COLUMBUS, Ohio -- Ohio State quarterback Troy Smith was
suspended on Monday for violating team and NCAA rules and will not
play in next week's Alamo Bowl.
Coach Jim Tressel would not say what Smith did or when the
violation occurred, but said the university became aware of the
problem on Thursday.
"Obviously, he feels terrible that he didn't take care of his
responsibilities," Tressel said.
Smith, a sophomore, will not travel with the team to San Antonio
when it leaves on Wednesday for the Dec. 29 game against Oklahoma
Justin Zwick, who is also a sophomore, will take over. He had
been the starter until he lost the job after mildly separating his
left, or non-throwing, shoulder in the sixth game of the season
Smith led the Buckeyes to a 4-1 record in their final five
regular season games, including a 37-21 victory over rival Michigan
last month when he threw for 241 yards and ran for 145 yards.
"I am aware of what is expected, both on and off the field, at
Ohio State and I have fallen short of those expectations," Smith

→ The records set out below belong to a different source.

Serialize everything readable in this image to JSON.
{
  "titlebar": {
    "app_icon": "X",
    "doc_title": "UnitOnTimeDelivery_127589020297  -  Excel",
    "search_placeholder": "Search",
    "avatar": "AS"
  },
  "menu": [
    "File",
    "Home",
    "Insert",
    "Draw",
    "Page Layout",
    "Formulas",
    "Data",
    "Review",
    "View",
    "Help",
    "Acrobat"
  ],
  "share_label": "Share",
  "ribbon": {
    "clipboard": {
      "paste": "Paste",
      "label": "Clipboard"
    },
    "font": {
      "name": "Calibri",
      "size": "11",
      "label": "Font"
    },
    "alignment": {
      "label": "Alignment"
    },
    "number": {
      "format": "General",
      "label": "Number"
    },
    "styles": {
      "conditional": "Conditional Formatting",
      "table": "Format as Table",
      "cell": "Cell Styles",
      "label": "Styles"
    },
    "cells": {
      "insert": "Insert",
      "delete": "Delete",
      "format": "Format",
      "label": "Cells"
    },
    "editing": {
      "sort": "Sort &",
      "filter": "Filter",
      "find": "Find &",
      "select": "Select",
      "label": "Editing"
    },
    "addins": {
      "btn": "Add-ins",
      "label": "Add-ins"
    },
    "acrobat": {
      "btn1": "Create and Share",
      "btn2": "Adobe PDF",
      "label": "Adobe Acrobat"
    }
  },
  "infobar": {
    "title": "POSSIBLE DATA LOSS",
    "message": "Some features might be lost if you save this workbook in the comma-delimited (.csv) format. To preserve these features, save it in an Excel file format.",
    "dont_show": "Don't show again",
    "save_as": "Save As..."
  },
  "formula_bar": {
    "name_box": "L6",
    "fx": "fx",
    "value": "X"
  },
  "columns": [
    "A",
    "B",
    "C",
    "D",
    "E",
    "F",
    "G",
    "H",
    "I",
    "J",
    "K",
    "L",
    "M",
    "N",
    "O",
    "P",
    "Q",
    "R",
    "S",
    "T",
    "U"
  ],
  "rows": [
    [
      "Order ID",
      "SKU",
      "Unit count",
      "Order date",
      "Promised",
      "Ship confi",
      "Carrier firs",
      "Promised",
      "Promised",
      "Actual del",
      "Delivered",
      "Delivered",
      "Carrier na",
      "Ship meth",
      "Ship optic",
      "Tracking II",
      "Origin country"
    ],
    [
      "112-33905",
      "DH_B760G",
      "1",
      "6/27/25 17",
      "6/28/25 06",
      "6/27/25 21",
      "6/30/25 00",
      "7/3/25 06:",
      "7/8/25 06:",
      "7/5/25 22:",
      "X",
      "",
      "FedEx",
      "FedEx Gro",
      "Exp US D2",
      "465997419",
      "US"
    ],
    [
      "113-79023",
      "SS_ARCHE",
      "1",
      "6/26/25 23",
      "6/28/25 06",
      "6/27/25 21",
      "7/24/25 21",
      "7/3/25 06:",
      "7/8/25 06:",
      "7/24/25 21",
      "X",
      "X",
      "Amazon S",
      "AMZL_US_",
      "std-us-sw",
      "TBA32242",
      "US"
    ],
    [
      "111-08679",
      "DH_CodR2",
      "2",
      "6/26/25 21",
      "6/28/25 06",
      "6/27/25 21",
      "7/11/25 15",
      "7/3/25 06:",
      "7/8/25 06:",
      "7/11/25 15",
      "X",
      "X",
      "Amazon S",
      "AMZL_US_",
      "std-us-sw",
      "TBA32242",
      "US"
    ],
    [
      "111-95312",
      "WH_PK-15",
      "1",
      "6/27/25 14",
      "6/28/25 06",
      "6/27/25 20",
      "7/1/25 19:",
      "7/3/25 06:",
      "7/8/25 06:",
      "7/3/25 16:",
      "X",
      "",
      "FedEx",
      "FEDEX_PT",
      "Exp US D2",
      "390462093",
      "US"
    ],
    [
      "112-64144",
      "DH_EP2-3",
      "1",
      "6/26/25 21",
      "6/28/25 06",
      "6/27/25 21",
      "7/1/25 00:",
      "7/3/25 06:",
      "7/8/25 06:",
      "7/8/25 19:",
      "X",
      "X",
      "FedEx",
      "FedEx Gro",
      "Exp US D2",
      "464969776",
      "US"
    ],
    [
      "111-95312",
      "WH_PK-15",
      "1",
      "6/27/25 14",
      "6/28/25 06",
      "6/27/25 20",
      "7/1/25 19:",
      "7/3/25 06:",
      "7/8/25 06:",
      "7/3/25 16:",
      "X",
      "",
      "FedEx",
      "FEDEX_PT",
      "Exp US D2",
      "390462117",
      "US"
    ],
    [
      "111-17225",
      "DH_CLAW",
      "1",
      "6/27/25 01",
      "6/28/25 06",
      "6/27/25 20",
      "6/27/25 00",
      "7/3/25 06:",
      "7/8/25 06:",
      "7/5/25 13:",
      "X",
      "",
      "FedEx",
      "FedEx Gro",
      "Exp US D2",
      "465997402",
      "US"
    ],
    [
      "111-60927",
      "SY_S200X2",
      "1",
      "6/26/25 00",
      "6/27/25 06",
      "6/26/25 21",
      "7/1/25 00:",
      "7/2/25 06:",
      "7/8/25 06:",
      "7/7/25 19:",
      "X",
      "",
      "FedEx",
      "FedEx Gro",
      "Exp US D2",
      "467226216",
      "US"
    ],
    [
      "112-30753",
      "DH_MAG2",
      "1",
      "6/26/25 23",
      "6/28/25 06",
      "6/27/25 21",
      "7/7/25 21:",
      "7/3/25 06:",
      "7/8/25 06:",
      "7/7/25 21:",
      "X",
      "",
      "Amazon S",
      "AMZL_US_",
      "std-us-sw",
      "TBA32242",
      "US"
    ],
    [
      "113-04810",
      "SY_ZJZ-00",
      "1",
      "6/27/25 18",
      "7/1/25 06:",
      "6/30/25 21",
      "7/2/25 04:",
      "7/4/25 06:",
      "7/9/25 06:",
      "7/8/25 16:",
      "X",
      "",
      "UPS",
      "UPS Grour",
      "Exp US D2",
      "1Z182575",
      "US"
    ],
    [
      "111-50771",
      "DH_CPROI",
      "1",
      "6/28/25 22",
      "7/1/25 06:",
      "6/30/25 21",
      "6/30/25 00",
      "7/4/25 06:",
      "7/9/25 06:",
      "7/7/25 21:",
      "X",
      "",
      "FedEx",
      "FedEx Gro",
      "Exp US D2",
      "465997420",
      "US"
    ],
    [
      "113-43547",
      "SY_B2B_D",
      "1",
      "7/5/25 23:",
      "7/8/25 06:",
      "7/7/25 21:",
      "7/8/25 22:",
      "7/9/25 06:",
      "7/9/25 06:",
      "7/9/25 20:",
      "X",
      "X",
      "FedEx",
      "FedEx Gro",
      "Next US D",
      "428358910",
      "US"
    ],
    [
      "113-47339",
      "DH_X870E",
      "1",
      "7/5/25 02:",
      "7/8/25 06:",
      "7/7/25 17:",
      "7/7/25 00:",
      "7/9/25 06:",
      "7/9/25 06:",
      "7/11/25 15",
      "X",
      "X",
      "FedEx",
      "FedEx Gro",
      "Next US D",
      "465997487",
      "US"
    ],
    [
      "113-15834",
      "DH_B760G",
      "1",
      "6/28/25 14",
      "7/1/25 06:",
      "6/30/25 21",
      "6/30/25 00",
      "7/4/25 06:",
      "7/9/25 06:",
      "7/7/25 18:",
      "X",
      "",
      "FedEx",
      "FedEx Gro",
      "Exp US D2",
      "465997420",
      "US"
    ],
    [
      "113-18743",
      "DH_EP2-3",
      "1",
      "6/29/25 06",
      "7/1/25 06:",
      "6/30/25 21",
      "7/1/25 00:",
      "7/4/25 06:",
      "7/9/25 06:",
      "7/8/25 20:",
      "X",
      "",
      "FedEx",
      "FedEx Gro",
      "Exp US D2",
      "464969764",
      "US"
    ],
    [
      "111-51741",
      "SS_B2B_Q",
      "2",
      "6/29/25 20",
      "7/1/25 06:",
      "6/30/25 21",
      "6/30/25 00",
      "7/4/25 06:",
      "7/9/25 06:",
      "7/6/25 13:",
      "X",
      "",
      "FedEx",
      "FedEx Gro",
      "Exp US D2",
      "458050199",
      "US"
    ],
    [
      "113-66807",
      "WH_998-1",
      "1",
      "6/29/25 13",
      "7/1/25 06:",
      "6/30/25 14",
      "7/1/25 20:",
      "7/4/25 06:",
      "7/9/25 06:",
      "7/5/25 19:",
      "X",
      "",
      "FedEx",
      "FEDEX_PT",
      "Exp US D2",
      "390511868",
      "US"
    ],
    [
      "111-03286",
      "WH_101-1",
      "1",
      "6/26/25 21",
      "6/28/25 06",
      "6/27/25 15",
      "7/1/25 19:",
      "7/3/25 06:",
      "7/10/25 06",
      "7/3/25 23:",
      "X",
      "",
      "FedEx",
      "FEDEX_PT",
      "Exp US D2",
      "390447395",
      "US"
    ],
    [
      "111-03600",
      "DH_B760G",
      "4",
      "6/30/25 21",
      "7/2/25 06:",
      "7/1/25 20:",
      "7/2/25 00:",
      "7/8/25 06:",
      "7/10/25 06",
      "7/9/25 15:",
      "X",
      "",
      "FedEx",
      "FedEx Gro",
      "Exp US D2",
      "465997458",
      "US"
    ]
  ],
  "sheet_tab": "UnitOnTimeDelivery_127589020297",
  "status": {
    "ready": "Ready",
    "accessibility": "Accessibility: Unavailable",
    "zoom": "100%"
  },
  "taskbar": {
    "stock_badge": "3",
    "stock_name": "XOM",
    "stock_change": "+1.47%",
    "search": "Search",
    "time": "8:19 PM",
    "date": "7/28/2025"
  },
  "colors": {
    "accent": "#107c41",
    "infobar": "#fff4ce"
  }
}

said in a statement released by Ohio State.
Overall, Smith played in eight of Ohio State's 11 games this
year, completing 68 of 122 passes for 896 yards and eight
touchdowns. He was intercepted three times.
He also ran 82 times for 339 yards and two touchdowns.
Athletic director Andy Geiger said the university has petitioned
the NCAA to have Smith reinstated for the 2005 season.
Tressel said he hoped Smith would be back with the team over the
"What we're doing is self-imposing a suspension and then
seeking reinstatement for the future," he said.
It is not the first time that Smith has gotten in trouble. He
was convicted of a misdemeanor disorderly conduct charge because of
his involvement in a fight outside an Ohio State dormitory last
The suspension is the latest problem for the university's
athletic program, in which several current and former players have
been disciplined by the school or convicted of crimes.
In an ESPN.com interview last month, former running back Maurice
Clarett accused Tressel, his staff and school boosters of arranging
for him to get passing grades, money for bogus summer jobs,
thousands of dollars in cash and loaner cars. The school
immediately labeled the charges as lies.
Last week, the university banned the men's basketball team from
postseason play for an alleged $6,000 payment to a recruit by
former coach Jim O'Brien.